Navadgi interrupted to state that Bachan Singh case brings a "paradigm shift" that these tests can be used only for fundamental rights.
However, Ahmadi responded, "Bachan Singh ultimately holds there is no infraction. It does not hold pith and substance test has to be used for fundamental rights."
Hijab ban affecting Muslim girls' education prospects: Ahmadi
Ahmadi submitted that if someone seeks to stop the classes in the name of observing religious practice, that would be a good ground to prohibit that observance. However, as far as hijab is concerned, no such case has been shown by the Respondents.
"Uniformity is confused as a fundamental duty. The judgments of this court emphasize on diversity. It is not shown hijab is impairing education or discipline.
It is strange that the State which should be concerned about educating girls, is concerned more about discipline and is enforcing this which can lead to denying education to girls.
We have a slogan "Beti bachao, beti padhao". Should it not be the priority of the state to ensure education of the girls rather than a misplaced priority on discipline which undermines autonomy and eventually results in denial of education?"
He cited some documents from RTI which suggest that the Karnataka State Commission for Protection of Child Rights 15 had written to the State on March, stating that Hijab ban in educational intuitions will result in "drop outs".
"What does ultimately the State gain if these students are not emancipated? If these girls get a good education, tomorrow they can take a decision on how to dress. Education itself is empowering. This stopping can result in they going back to other education which is not secular.
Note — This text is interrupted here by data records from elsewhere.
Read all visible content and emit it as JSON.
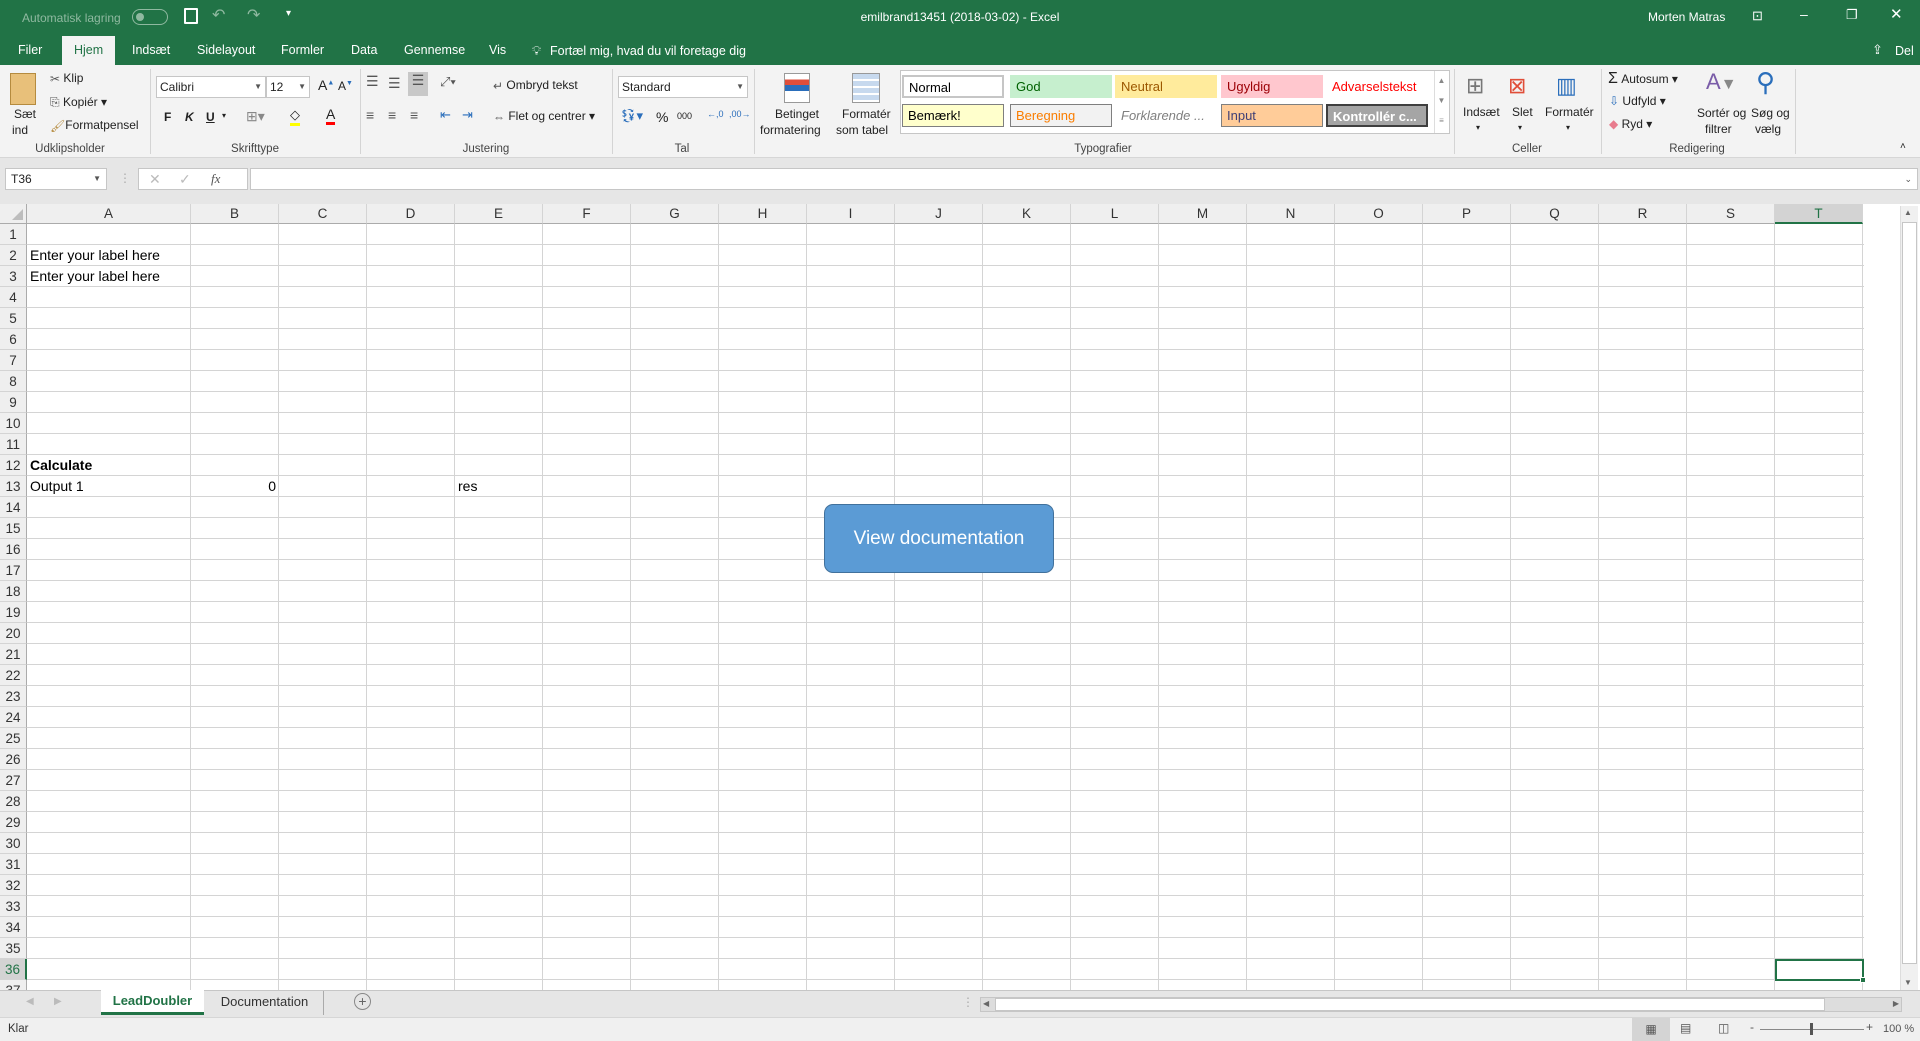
{
  "titlebar": {
    "autosave_label": "Automatisk lagring",
    "title": "emilbrand13451 (2018-03-02)  -  Excel",
    "user": "Morten Matras"
  },
  "tabs": [
    "Filer",
    "Hjem",
    "Indsæt",
    "Sidelayout",
    "Formler",
    "Data",
    "Gennemse",
    "Vis"
  ],
  "active_tab": "Hjem",
  "tell_me": "Fortæl mig, hvad du vil foretage dig",
  "share": "Del",
  "ribbon": {
    "clipboard": {
      "paste1": "Sæt",
      "paste2": "ind",
      "cut": "Klip",
      "copy": "Kopiér",
      "painter": "Formatpensel",
      "label": "Udklipsholder"
    },
    "font": {
      "name": "Calibri",
      "size": "12",
      "bold": "F",
      "italic": "K",
      "underline": "U",
      "label": "Skrifttype"
    },
    "alignment": {
      "wrap": "Ombryd tekst",
      "merge": "Flet og centrer",
      "label": "Justering"
    },
    "number": {
      "format": "Standard",
      "percent": "%",
      "thousands": "000",
      "label": "Tal"
    },
    "styles": {
      "cond1": "Betinget",
      "cond2": "formatering",
      "table1": "Formatér",
      "table2": "som tabel",
      "gallery": [
        {
          "name": "Normal",
          "bg": "#ffffff",
          "fg": "#000000"
        },
        {
          "name": "God",
          "bg": "#c6efce",
          "fg": "#006100"
        },
        {
          "name": "Neutral",
          "bg": "#ffeb9c",
          "fg": "#9c5700"
        },
        {
          "name": "Ugyldig",
          "bg": "#ffc7ce",
          "fg": "#9c0006"
        },
        {
          "name": "Advarselstekst",
          "bg": "#ffffff",
          "fg": "#ff0000"
        },
        {
          "name": "Bemærk!",
          "bg": "#ffffcc",
          "fg": "#000000"
        },
        {
          "name": "Beregning",
          "bg": "#f2f2f2",
          "fg": "#fa7d00"
        },
        {
          "name": "Forklarende ...",
          "bg": "#ffffff",
          "fg": "#7f7f7f"
        },
        {
          "name": "Input",
          "bg": "#ffcc99",
          "fg": "#3f3f76"
        },
        {
          "name": "Kontrollér c...",
          "bg": "#a5a5a5",
          "fg": "#ffffff"
        }
      ],
      "label": "Typografier"
    },
    "cells": {
      "insert": "Indsæt",
      "delete": "Slet",
      "format": "Formatér",
      "label": "Celler"
    },
    "editing": {
      "autosum": "Autosum",
      "fill": "Udfyld",
      "clear": "Ryd",
      "sort1": "Sortér og",
      "sort2": "filtrer",
      "find1": "Søg og",
      "find2": "vælg",
      "label": "Redigering"
    }
  },
  "formula_bar": {
    "name_box": "T36",
    "fx": "fx",
    "value": ""
  },
  "columns": [
    "A",
    "B",
    "C",
    "D",
    "E",
    "F",
    "G",
    "H",
    "I",
    "J",
    "K",
    "L",
    "M",
    "N",
    "O",
    "P",
    "Q",
    "R",
    "S",
    "T"
  ],
  "rows": [
    "1",
    "2",
    "3",
    "4",
    "5",
    "6",
    "7",
    "8",
    "9",
    "10",
    "11",
    "12",
    "13",
    "14",
    "15",
    "16",
    "17",
    "18",
    "19",
    "20",
    "21",
    "22",
    "23",
    "24",
    "25",
    "26",
    "27",
    "28",
    "29",
    "30",
    "31",
    "32",
    "33",
    "34",
    "35",
    "36",
    "37"
  ],
  "cells": {
    "A2": "Enter your label here",
    "A3": "Enter your label here",
    "A12": "Calculate",
    "A13": "Output 1",
    "B13": "0",
    "E13": "res"
  },
  "selected_cell": "T36",
  "doc_button": "View documentation",
  "sheets": [
    "LeadDoubler",
    "Documentation"
  ],
  "active_sheet": "LeadDoubler",
  "status": {
    "mode": "Klar",
    "zoom": "100 %"
  },
  "colors": {
    "brand": "#217346",
    "button": "#5b9bd5"
  }
}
Don't stop this at the threshold."
Ahmadi also referred to several letters of students who say that they are not allowed to enter or write exams.
However, as AG Navadgi raised objection, Court said, "We will go by established practice no fresh documents in rejoinder."
Karnataka High Court inversed burden of proof: Kamat
Kamat said that the High Court inversed the test by asking the Petitioners to show their rights instead of examining whether the restriction imposed by the State is valid.
Justice Gupta pointed that it was the Petitioners who had approached the Court claiming a right. "You went to the Court against the Govt Order."
(Usually, there is presumption of constitutionality in favour of State action and the initial burden is on the party approaching the Court against it.)
However, Kamat argued that if one keeps a photo of Krishna in his pocket and the State says that it is not permissible, then Court should ask why is the restriction and not whether there is a right to keep the photo.
"State has to cross the threshold (of valid restriction)," he said.
He added that the only judgment which deal with Article 25 and 19 in the context of school discipline is Bijoe Emmanuel. However, the High Court said it was in a different context.
A batch of 23 petitions were listed before the bench. Some of them are writ petitions filed directly before the Supreme Court seeking the right to wear hijab for Muslim girl students. Some others are special leave petitions which challenge the judgment of the Karnataka High Court dated March 15 which upheld the Government Order dated 05.02.2022, which effectively prohibited Petitioners, and other such female Muslim students from wearing the headscarf in their Pre-University Colleges.
A Full Bench of the High Court comprising Chief Justice Ritu Raj Awasthi, Justice Krishna Dixit and Justice JM Khazi had held that wearing of hijab by women was not an essential religious practice of Islam. The Bench further held the prescription of uniform dress code in educational institutions was not violative of the fundamental rights of the petitioners.
Case Title: Aishat Shifa versus State of Karnataka SLP(c) 5236/2022 and connected cases.
Reports of previous hearings: